DUZALLO is a prescription medicine that contains 2 medicines, a URAT1 inhibitor called lesinurad and a xanthine oxidase inhibitor called allopurinol.
DUZALLO is used to lower uric acid levels in the blood in people with gout when allopurinol alone has not worked well enough. It is not known if it is safe and effective in children under 18 years of age.
Side Effects Of Duzallo
DUZALLO may cause serious side effects including:
- Liver problems. Liver problems can happen in people who take DUZALLO. Call your healthcare provider if you have any of the following symptoms:
- loss of appetite
- weight loss
- feeling very tired
- nausea or vomiting
- yellowing of your skin or the white part of your eyes
- dark or brown (tea-colored) urine
- pain on the upper right side of your stomach
- Heart problems. People who take DUZALLO can have serious heart problems including heart attack and stroke. It is not known that it causes these problems.
- Blood problems. DUZALLO can affect your bone marrow and cause low red blood cells, white blood cells, and platelets. If your blood cell counts become very low, you can get infections or have bleeding problems. Taking it with certain other medicines can increase your chance of having blood problems.
The most common side effects of DUZALLO include:
- higher levels of blood creatinine (a measure of kidney function)
- heartburn (acid reflux)
- skin rash
Tell your healthcare provider if you have any side effect that bothers you, or that does not go away. These are not

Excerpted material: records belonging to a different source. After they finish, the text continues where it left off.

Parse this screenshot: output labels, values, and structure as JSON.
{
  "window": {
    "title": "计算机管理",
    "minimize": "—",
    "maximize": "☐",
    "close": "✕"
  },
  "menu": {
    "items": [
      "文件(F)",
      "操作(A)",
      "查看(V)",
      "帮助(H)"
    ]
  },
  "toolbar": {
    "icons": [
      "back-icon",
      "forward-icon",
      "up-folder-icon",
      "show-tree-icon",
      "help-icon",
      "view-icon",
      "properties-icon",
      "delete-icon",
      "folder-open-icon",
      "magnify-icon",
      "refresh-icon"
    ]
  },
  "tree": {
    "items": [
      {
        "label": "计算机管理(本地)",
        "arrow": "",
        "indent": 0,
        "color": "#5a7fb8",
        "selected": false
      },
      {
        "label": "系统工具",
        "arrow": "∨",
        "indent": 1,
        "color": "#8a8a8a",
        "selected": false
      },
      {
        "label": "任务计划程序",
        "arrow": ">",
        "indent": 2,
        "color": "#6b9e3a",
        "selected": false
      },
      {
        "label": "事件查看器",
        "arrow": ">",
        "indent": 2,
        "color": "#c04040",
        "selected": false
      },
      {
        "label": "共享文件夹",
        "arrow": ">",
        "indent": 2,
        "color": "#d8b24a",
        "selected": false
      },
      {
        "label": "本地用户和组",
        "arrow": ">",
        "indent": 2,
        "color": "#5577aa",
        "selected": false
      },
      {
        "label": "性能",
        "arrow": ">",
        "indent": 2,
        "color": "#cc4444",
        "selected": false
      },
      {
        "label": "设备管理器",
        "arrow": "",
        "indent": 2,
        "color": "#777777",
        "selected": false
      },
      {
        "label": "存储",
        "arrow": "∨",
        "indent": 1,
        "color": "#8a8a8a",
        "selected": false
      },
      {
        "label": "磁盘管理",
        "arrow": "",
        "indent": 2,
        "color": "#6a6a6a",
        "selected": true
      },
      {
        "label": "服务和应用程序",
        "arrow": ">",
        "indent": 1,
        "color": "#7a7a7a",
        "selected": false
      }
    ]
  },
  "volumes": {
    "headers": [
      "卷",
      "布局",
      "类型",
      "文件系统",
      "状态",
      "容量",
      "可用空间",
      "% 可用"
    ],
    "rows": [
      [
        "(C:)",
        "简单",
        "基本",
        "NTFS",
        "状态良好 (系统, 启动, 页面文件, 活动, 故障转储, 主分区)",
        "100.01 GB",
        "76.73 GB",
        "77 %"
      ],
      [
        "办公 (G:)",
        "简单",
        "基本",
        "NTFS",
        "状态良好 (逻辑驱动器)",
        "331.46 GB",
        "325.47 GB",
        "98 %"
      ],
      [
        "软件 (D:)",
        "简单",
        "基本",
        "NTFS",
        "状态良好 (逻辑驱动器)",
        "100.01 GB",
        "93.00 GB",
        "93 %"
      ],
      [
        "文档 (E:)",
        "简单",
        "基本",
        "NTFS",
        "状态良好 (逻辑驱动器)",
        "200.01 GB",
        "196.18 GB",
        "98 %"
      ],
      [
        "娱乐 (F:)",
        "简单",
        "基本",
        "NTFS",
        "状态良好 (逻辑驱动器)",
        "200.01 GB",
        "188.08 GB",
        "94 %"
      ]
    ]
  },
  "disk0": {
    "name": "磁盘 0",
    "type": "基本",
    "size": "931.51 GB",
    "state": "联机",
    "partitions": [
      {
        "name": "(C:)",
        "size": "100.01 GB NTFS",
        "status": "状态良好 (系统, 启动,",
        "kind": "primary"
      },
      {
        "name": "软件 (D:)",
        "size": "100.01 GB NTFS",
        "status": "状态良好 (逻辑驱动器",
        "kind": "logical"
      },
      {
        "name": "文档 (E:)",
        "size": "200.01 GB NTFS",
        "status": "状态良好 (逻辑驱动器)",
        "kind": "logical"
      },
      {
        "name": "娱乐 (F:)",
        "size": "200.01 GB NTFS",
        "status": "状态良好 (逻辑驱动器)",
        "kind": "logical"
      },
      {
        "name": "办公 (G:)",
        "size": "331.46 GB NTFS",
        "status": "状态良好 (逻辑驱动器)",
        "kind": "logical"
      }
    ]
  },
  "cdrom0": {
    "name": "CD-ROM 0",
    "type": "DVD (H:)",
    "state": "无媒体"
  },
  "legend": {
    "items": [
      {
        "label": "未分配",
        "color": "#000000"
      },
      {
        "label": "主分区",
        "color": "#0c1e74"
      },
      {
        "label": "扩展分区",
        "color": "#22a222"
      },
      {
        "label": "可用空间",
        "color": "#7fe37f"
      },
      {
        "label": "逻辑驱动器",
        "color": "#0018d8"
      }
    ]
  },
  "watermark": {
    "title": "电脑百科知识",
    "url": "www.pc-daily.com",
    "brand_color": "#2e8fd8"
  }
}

all of the possible side effects of DUZALLO. For more information, ask your healthcare provider or pharmacist.
Warnings & Precautions
Do not take DUZALLO if you have:
- severe kidney problems received a kidney transplant or you are on dialysis
- a fast breakdown of cancer cells that can lead to high uric acid (Tumor lysis syndrome)
- a rare inherited condition that causes too much uric acid in the blood (Lesch-Nyhan syndrome)
- had a skin rash or other allergic reaction after taking allopurinol
Before taking DUZALLO, tell your healthcare provider about all of your medical conditions, including if you:
- have kidney or liver problems.
- are pregnant or plan to become pregnant. It is not known if DUZALLO will harm your unborn baby.
- are breastfeeding or plan to breastfeed. Allopurinol can pass into your breast milk.Talk to your healthcare provider about the best way to feed your baby if you take DUZALLO.
Tell your healthcare provider about all the medicines you take, including prescription and over-the-counter medicines, vitamins, and herbal supplements. DUZALLO may affect the way other medicines work, and other medicines may affect how DUZALLO works.
Especially tell your healthcare provider if you take:
- certain medicines that lower your immune system including mercaptopurine and azathioprine
- blood thinner medicines
- medicines for heart conditions or high blood pressure
- medicines for high blood cholesterol
- antifungals and antibiotics
- valproic acid
- other medicines for gout
- hormonal contraceptives. Women who use birth control medicines containing hormones to prevent pregnancy (birth control pills, skin patches, implants, and certain IUDs) should use a back-up method of birth control during treatment with DUZALLO.
Ask your healthcare provider or pharmacist if you are not sure if you take any of these medicines.
Know the medicines you take. Keep a list of them to show your healthcare provider or pharmacist when you get a new medicine.
Take DUZALLO exactly as your healthcare provider tells you to take it.
- Take 1 DUZALLO tablet each day in the morning. Do not take more than 1 tablet each day.
- Do not take DUZALLO with ZURAMPIC® (lesinurad).
- Take it with food and water.
- Drink 2 liters (68 ounces) of fluid each day to stay hydrated.
- If you miss a dose of DUZALLO in the morning, do not take DUZALLO later in the day. Wait and take your next dose of 1 tablet the next morning. Do not double your dose of DUZALLO.
- Your gout may get worse (flare-up) when you first start taking it. Do not stop taking DUZALLO even if you have a flare-up. Your healthcare provider may give you other medicines to help prevent your gout flare-ups.
Medicines are sometimes prescribed for purposes other than those listed in a Medication Guide. Do not use DUZALLO for a condition for which it was not prescribed. Do not give it to other people, even if they have the same symptoms that you have. It may harm them. You can ask your pharmacist or healthcare provider for information about DUZALLO that is written for health professionals.
All information has been provided courtesy of MedLinePlus from the National Library of Medicine and from the FDA.